I only look like a professor. Photo: Brendan Hoffman/Getty Images

George F. Will, award-winning columnist and distinguished Fox News panelist, is not a believer in the scientific theory of anthropogenic global warming. And once you’ve decided that scientists routinely make shit up in order to advance a nefarious bureaucratic progressive agenda, there’s no end to the number of new conspiracies you’re going to discover. Appearing yesterday on Fox News Sunday, Will explained to his incredulous co-panelists that Ebola is actually far easier to transmit than the authorities are letting on:

The problem is, the original assumption was that with great certitude, if not certainty, was that you need to have direct contact, meaning with bodily fluids with someone, because it's not airborne. There are now doctors who are saying, we're not so sure that it can't be in some instances transmitted by airborne …

In fact, there are doctors who are saying that in a sneeze or some cough, some of the airborne particles can be infectious?

Neera Tanden, appearing on the panel, asked, “I'm sorry, who are the doctors saying this? I mean, we have — I mean, this is what I think is really important, that facts about this disease do not lead to panic. So far, every expert that I've seen has said—” At which point, Will, goaded by the appeal to scientific authority, interjected, “Every expert that you've seen. Here we go again.”

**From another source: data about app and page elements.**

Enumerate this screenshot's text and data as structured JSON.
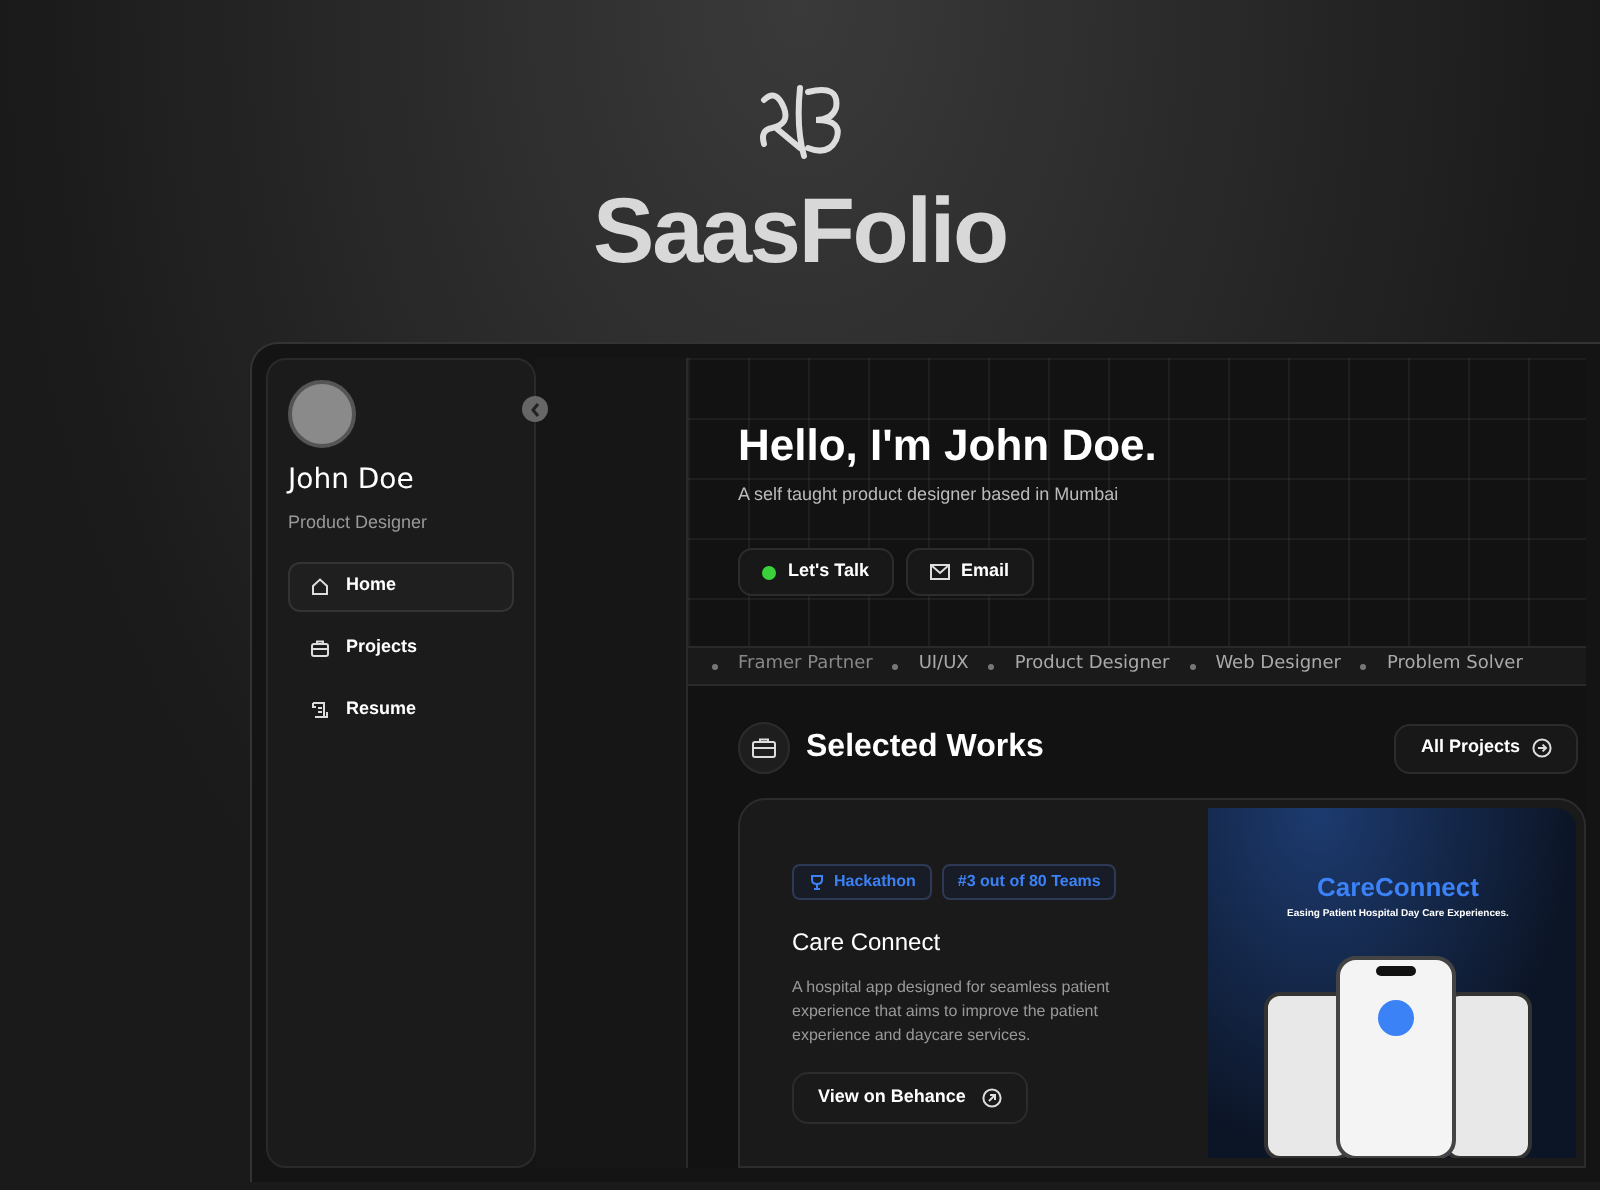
{
  "brand": {
    "title": "SaasFolio"
  },
  "profile": {
    "name": "John Doe",
    "role": "Product Designer"
  },
  "nav": [
    {
      "label": "Home",
      "kind": "home",
      "selected": true
    },
    {
      "label": "Projects",
      "kind": "briefcase",
      "selected": false
    },
    {
      "label": "Resume",
      "kind": "scroll",
      "selected": false
    }
  ],
  "hero": {
    "heading": "Hello, I'm John Doe.",
    "tagline": "A self taught product designer based in Mumbai",
    "buttons": [
      {
        "label": "Let's Talk",
        "kind": "status"
      },
      {
        "label": "Email",
        "kind": "mail"
      }
    ]
  },
  "skills": [
    "Framer Partner",
    "UI/UX",
    "Product Designer",
    "Web Designer",
    "Problem Solver"
  ],
  "works": {
    "title": "Selected Works",
    "all_button": "All Projects",
    "project": {
      "tags": [
        {
          "label": "Hackathon",
          "kind": "trophy"
        },
        {
          "label": "#3 out of 80 Teams",
          "kind": "plain"
        }
      ],
      "title": "Care Connect",
      "description": "A hospital app designed for seamless patient experience that aims to improve the patient experience and daycare services.",
      "link": "View on Behance",
      "image": {
        "title": "CareConnect",
        "subtitle": "Easing Patient Hospital Day Care Experiences."
      }
    }
  }
}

Will proceeded to cite the “University of Minnesota Center for Infectious Disease,” which, he claimed, supported his belief that Ebola could be transmitted through the air. Politifact explains that Will is once again garbling bits of fact and turning them into a falsehood.

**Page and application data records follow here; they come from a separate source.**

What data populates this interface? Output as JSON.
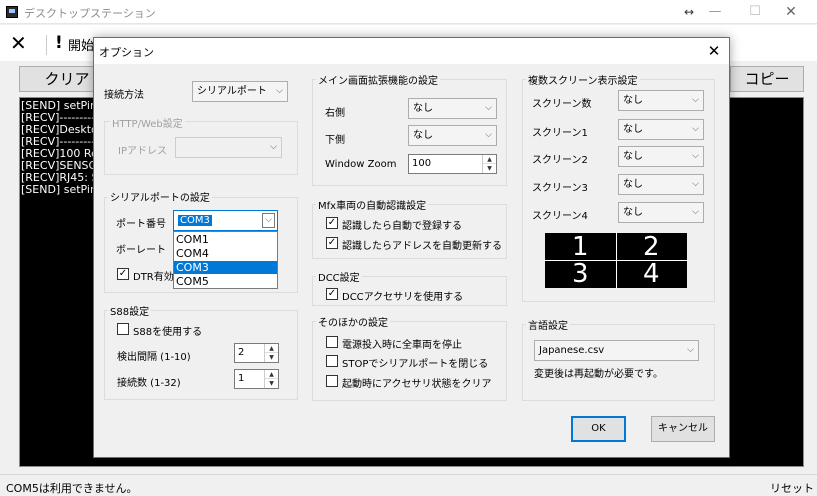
{
  "window": {
    "title": "デスクトップステーション"
  },
  "toolbar": {
    "close_glyph": "✕",
    "start_glyph": "!",
    "start_label": "開始"
  },
  "main": {
    "clear_label": "クリア",
    "copy_label": "コピー",
    "log_lines": [
      "[SEND] setPin",
      "[RECV]-----------",
      "[RECV]Deskto",
      "[RECV]-----------",
      "[RECV]100 Re",
      "[RECV]SENSO",
      "[RECV]RJ45: S",
      "[SEND] setPin"
    ]
  },
  "status": {
    "message": "COM5は利用できません。",
    "reset_label": "リセット"
  },
  "dialog": {
    "title": "オプション",
    "close_glyph": "✕",
    "connection": {
      "label": "接続方法",
      "value": "シリアルポート"
    },
    "http": {
      "group_title": "HTTP/Web設定",
      "ip_label": "IPアドレス",
      "ip_value": ""
    },
    "serial": {
      "group_title": "シリアルポートの設定",
      "port_label": "ポート番号",
      "port_value": "COM3",
      "baud_label": "ボーレート",
      "dtr_label": "DTR有効",
      "options": [
        "COM1",
        "COM4",
        "COM3",
        "COM5"
      ],
      "selected_option": "COM3"
    },
    "s88": {
      "group_title": "S88設定",
      "enable_label": "S88を使用する",
      "interval_label": "検出間隔 (1-10)",
      "interval_value": "2",
      "count_label": "接続数 (1-32)",
      "count_value": "1"
    },
    "zoom": {
      "group_title": "メイン画面拡張機能の設定",
      "right_label": "右側",
      "right_value": "なし",
      "bottom_label": "下側",
      "bottom_value": "なし",
      "window_zoom_label": "Window Zoom",
      "window_zoom_value": "100"
    },
    "mfx": {
      "group_title": "Mfx車両の自動認識設定",
      "auto_register_label": "認識したら自動で登録する",
      "auto_update_label": "認識したらアドレスを自動更新する"
    },
    "dcc": {
      "group_title": "DCC設定",
      "accessory_label": "DCCアクセサリを使用する"
    },
    "other": {
      "group_title": "そのほかの設定",
      "stop_all_label": "電源投入時に全車両を停止",
      "close_serial_label": "STOPでシリアルポートを閉じる",
      "clear_accessory_label": "起動時にアクセサリ状態をクリア"
    },
    "multiscreen": {
      "group_title": "複数スクリーン表示設定",
      "count_label": "スクリーン数",
      "count_value": "なし",
      "screen1_label": "スクリーン1",
      "screen1_value": "なし",
      "screen2_label": "スクリーン2",
      "screen2_value": "なし",
      "screen3_label": "スクリーン3",
      "screen3_value": "なし",
      "screen4_label": "スクリーン4",
      "screen4_value": "なし",
      "diagram": [
        "1",
        "2",
        "3",
        "4"
      ]
    },
    "language": {
      "group_title": "言語設定",
      "value": "Japanese.csv",
      "note": "変更後は再起動が必要です。"
    },
    "ok_label": "OK",
    "cancel_label": "キャンセル"
  },
  "colors": {
    "accent": "#0078d7",
    "dialog_border": "#1883d7",
    "log_bg": "#000000"
  }
}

It is true that the University of Minnesota Center for Infectious Disease Research and Policy’s website published a commentary by two University of Illinois professors suggesting that health-care workers treating Ebola patients should wear respirators. The commentary was misinterpreted by various right-wing media, forcing the Center to post an update explaining that the commentary had been totally misconstrued (“CIDRAP has not made claims that ‘Ebola is Airbone’ or that ‘Ebola [is] Transmittable by Air.’”). Its authors likewise tell Politifact that Will has misinterpreted their work and they do not endorse his conclusion.

So even the renegade Freedom Doctors cited by Will turn out not to agree with him. Instead, they agree with “the Oxford Journal of Infectious Diseases and summaries issued by the Centers for Disease Control, the World Health Organization, and the New England Journal of Medicine.

To their credit, Tanden and panel host Chris Wallace continued to point out that Will’s claims were fallacious. This merely seemed to deepen Will’s suspicions. “Again,” he replied with his characteristic sagacity, “we're getting used to people declaring scientific debates closed over and settled; they rarely are.” Scientific debates will never be settled so long as George F. Will is around to unsettle them.